Before he buckled himself in, Captain Ernst Kruger double checked to be sure he’d securely
locked the cabin’s door. Tonight, he would alone in the cockpit, flying the jetliner by himself.
Given what lay ahead, there’d be no question about him staying awake.
While doing his final pre-check, reading the instruments, his eyes couldn’t help moving
around the cockpit. He looked closely at the windshield and controls around the co-pilot’s seat.
The cleaning crew had evidently meticulously removed all traces of the Richard Le Clerque’s
brains and blood.
The rest of his copilot was buried in the woods outside the old hangar.
Two days ago, as Kruger was implementing his planned hijacking, LeClerque, not part of
the plot, had ingested a poison Kruger had dropped into his coffee.

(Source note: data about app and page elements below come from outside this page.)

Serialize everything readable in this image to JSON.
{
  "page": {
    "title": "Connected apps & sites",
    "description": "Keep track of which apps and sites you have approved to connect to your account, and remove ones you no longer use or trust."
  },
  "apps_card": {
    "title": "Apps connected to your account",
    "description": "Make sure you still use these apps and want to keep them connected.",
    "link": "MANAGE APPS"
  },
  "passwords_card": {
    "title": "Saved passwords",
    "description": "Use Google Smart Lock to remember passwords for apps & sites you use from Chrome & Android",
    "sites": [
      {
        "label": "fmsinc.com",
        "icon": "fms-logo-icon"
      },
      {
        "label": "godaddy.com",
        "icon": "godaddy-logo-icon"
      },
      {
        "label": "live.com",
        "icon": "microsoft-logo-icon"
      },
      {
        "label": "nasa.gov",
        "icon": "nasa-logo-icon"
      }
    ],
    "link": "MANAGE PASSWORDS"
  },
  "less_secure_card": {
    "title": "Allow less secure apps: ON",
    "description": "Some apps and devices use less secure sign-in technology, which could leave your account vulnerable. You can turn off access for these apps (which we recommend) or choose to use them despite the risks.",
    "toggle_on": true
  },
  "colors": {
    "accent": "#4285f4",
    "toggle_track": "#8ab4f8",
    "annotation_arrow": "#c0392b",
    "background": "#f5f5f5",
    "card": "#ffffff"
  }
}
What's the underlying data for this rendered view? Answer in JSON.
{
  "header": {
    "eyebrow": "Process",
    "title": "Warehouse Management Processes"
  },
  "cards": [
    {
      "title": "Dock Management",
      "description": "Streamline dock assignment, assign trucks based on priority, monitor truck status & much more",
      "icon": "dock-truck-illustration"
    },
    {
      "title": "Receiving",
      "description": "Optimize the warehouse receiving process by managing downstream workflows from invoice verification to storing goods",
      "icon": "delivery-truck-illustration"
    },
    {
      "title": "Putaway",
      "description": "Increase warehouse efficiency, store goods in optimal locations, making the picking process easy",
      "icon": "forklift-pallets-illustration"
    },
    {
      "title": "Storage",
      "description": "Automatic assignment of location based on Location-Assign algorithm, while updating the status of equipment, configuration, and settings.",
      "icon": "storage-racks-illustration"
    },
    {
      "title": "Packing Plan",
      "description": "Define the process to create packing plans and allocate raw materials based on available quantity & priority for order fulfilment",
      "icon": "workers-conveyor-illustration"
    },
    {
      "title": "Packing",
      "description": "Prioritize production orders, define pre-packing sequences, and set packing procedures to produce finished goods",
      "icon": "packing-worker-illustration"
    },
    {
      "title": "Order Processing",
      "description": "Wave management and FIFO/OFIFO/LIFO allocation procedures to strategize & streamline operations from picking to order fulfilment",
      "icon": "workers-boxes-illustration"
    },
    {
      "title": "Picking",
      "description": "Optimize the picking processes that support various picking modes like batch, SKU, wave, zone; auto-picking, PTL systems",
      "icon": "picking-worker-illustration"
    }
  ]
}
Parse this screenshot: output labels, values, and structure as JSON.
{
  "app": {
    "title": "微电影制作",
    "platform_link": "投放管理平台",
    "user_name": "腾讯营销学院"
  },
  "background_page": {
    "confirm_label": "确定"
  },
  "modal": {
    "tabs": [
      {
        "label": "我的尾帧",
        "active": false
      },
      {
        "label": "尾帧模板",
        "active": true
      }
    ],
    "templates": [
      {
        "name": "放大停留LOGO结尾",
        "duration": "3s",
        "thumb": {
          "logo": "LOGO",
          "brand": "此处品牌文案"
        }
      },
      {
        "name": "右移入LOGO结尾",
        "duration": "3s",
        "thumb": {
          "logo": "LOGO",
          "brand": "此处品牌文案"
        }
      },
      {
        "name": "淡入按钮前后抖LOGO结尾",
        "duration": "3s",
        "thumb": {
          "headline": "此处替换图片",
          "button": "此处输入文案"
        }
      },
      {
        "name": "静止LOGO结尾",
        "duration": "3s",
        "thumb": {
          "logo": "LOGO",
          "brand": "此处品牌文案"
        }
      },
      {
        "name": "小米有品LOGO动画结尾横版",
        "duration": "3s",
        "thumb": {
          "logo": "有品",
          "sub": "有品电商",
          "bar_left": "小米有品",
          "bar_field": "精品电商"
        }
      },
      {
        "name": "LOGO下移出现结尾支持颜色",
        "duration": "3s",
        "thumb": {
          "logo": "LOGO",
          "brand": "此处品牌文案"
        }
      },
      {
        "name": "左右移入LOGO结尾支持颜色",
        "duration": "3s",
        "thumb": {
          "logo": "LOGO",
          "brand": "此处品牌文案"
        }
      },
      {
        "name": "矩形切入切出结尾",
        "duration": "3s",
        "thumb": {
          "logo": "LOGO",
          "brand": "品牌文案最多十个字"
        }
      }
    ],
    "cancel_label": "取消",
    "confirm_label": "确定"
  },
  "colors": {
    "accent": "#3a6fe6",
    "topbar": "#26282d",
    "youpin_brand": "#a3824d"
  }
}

Prematurely realizing what
was happening, he unlocked the cabin door calling out for help. Suddenly a burly Russian
passenger in first class rushed in to assist him. As a weakening Le Clerque tried to override
Kruger at the controls, Kruger reached into his black pilot’s case, pulled out a Walther P5 9mm
semiautomatic pistol, turned and fired two bullets into the Russian’s heart and then one into Le
Clerque’s face, sending their blood flying through the cabin over the maze of dials and controls,
splattering on the windshield and turning the scene into a blur of red as though someone had
thrown in a bucket of red paint.
He would inform the passengers and the uninvolved flight attendants that his copilot
had attempted to hijack the plane, that it was unfortunate that the passenger, in the rush of
events, had misread the situation and had to be shot, too. He reassured them he had it all
under control, but they had to now make an emergency landing on the northern French coast.
All communications from the plane had already been blocked and the transponder
disconnected to prevent tracking. Next, Kruger lowered the oxygen level in the first and main
cabins down to a level that gently incapacitated the passengers, keeping them, for the most
part quiet until they landed in Normandy where the aircraft was towed directly into an old,
refitted Luftwaffe hangar, where the passengers and crew were held captive and under
Inside the hangar, they were all confused, with no idea what was happening or for what
reason or cause. Despite the terror they’d witnessed on the plane and then being held captive
against their will, they were perhaps convinced they had been chosen to survive the remaining
He switched on the PA system. “This is your Captain, Ernst Kruger, I know we are all happy and
relieved to be back on board and getting airborne. We have been instructed to proceed directly
to the US. I’m sure at some point we will be receiving a military escort so in case you see jet
fighters around us, be assured it’s for our safety. Our flight time to Washington will be seven
hours and ten minutes so sit back and let our terrific flight attendants serve you. Since I’m alone
here in the cockpit, you won’t be hearing much from me from here on in. I hope you’ll enjoy
your dinner and get some well-deserved rest before we land.”
Although his address was carried throughout the cabin on the PA system, he was talking
He wasn’t sure they’d ever make it to their destination but, getting close enough to be
shot down by U.S. fighter jets over Washington with a Russian dissident, his entourage and
members of the Russian press, totaling more than a hundred Russian citizens onboard was
enough to accomplish his goal. Both Moscow and Washington would be enraged, its leaders
hungry for retaliation, its military and air defenses whipped into a jittery, paranoid frenzy.
The stage would be set for the rest of Dietrich’s grand plan.
“Flight attendants, prepare for takeoff.”
Tonight, Kruger would see to it that Herr Dietrich’s plan succeeded. In executing the
great man’s vision, he would happily give his life for what would follow.
He entered the GPS coordinates into the flight management system’s GPS: 38°53’51.61″
N -77°02’11.58″ W:
The White House.
This time they wouldn’t miss.